I once heard of a law firm that had one guiding principle that was ingrained in every single employee at every department from the time they were first hired. It goes like this: “You’re either serving the client, or you’re serving the person who’s serving the client. If you’re not, then what the heck are you doing?”
With this simple principle, they help get everyone on board and keep them on board day to day with the idea of serving the client, who is the whole purpose for the organization’s existence, anyway. The principle also helps ensure that so-called “support functions,” or those departments that may never have direct customer contact, understand that they play a very important role in the organization and that they, too, are stewards of the organization’s greatest asset, its customers! The “If you’re not, what the heck are you doing” part also serves as a compass to help keep each employee on task and to help avoid inefficiencies. If what we’re doing doesn’t ultimately benefit the customer, after all, why do it? In fact, this principle could help guide every decision the organization makes, like we discussed in the WTGBRFDT post a while back.

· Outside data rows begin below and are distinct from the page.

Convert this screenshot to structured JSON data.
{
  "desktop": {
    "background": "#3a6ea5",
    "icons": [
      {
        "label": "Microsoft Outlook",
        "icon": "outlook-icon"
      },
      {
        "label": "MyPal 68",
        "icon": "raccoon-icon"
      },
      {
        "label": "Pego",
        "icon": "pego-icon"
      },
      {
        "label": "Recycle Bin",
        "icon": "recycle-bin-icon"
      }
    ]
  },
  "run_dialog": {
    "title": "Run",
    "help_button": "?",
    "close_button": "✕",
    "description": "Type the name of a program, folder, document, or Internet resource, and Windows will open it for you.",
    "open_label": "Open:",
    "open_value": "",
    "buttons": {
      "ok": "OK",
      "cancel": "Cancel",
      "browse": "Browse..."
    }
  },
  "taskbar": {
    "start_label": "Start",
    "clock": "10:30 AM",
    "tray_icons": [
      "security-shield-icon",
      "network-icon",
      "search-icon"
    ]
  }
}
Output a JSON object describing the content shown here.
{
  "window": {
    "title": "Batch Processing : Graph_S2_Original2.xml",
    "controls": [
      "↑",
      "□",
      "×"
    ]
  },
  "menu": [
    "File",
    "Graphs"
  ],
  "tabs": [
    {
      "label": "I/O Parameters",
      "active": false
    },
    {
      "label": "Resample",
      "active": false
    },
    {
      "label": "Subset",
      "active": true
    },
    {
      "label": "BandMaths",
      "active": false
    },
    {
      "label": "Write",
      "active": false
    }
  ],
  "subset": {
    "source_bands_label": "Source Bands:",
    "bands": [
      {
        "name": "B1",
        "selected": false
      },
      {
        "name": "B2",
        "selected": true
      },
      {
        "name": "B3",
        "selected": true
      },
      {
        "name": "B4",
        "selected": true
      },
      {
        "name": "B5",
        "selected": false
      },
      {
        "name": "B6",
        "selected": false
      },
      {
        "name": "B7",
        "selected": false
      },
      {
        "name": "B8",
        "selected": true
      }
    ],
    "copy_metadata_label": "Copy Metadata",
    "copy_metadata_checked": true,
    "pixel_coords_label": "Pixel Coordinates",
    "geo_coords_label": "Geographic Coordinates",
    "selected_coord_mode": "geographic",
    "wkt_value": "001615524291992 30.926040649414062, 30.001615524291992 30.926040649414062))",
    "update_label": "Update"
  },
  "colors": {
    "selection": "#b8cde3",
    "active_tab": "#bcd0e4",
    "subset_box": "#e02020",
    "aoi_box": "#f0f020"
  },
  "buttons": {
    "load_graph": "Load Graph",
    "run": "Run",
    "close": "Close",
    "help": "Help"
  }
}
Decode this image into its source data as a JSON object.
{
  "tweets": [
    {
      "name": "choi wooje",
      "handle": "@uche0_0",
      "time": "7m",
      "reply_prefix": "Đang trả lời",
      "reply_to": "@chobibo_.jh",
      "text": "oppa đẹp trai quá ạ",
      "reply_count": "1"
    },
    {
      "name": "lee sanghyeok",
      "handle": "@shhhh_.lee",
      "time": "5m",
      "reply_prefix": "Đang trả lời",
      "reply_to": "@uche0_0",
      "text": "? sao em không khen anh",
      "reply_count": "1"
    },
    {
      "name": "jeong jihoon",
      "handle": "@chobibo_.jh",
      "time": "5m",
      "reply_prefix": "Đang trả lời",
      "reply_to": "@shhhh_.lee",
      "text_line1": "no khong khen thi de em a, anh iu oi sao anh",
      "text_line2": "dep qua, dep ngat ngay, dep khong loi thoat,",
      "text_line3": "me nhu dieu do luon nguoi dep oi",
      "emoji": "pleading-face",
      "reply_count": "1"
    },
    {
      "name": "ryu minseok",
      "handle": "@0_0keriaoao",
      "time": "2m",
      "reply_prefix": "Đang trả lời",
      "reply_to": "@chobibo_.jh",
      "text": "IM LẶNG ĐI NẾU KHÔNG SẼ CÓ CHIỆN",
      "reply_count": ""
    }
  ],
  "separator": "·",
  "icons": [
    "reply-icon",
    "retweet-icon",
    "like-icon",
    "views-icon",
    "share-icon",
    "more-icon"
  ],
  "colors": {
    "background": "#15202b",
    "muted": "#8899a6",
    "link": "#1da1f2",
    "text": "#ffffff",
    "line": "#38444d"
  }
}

If guiding principles are taken seriously and are backed up by action, they can be some of the most powerful strategic tools an organization has. Drucker said the purpose of the organization is to create and serve the customer. We’re all serving the customer or serving someone who’s serving the customer, and if not, what the heck are we doing?